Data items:
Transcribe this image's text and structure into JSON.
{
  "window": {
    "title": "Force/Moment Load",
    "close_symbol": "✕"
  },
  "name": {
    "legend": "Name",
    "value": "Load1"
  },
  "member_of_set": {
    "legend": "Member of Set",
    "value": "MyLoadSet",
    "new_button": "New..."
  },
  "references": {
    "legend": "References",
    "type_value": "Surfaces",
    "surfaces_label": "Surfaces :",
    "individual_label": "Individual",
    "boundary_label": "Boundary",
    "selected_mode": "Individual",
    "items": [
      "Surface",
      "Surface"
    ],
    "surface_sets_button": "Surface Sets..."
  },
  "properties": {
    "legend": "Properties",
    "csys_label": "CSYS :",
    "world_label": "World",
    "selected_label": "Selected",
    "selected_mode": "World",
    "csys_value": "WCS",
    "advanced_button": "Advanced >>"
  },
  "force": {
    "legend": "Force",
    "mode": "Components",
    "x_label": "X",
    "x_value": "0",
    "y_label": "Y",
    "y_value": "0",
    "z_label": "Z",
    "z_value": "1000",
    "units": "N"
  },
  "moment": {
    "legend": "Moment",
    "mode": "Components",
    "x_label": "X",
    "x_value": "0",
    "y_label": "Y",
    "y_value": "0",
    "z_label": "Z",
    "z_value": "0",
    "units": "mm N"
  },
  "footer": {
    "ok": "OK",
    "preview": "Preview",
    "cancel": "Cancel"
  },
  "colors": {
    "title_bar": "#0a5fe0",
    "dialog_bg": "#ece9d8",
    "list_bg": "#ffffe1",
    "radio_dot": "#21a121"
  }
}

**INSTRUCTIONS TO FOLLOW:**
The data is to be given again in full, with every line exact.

**SOLUTION FOR THIS EXERCISE:**
Transcribe this image's text and structure into JSON.
{
  "window": {
    "title": "Force/Moment Load",
    "close_symbol": "✕"
  },
  "name": {
    "legend": "Name",
    "value": "Load1"
  },
  "member_of_set": {
    "legend": "Member of Set",
    "value": "MyLoadSet",
    "new_button": "New..."
  },
  "references": {
    "legend": "References",
    "type_value": "Surfaces",
    "surfaces_label": "Surfaces :",
    "individual_label": "Individual",
    "boundary_label": "Boundary",
    "selected_mode": "Individual",
    "items": [
      "Surface",
      "Surface"
    ],
    "surface_sets_button": "Surface Sets..."
  },
  "properties": {
    "legend": "Properties",
    "csys_label": "CSYS :",
    "world_label": "World",
    "selected_label": "Selected",
    "selected_mode": "World",
    "csys_value": "WCS",
    "advanced_button": "Advanced >>"
  },
  "force": {
    "legend": "Force",
    "mode": "Components",
    "x_label": "X",
    "x_value": "0",
    "y_label": "Y",
    "y_value": "0",
    "z_label": "Z",
    "z_value": "1000",
    "units": "N"
  },
  "moment": {
    "legend": "Moment",
    "mode": "Components",
    "x_label": "X",
    "x_value": "0",
    "y_label": "Y",
    "y_value": "0",
    "z_label": "Z",
    "z_value": "0",
    "units": "mm N"
  },
  "footer": {
    "ok": "OK",
    "preview": "Preview",
    "cancel": "Cancel"
  },
  "colors": {
    "title_bar": "#0a5fe0",
    "dialog_bg": "#ece9d8",
    "list_bg": "#ffffe1",
    "radio_dot": "#21a121"
  }
}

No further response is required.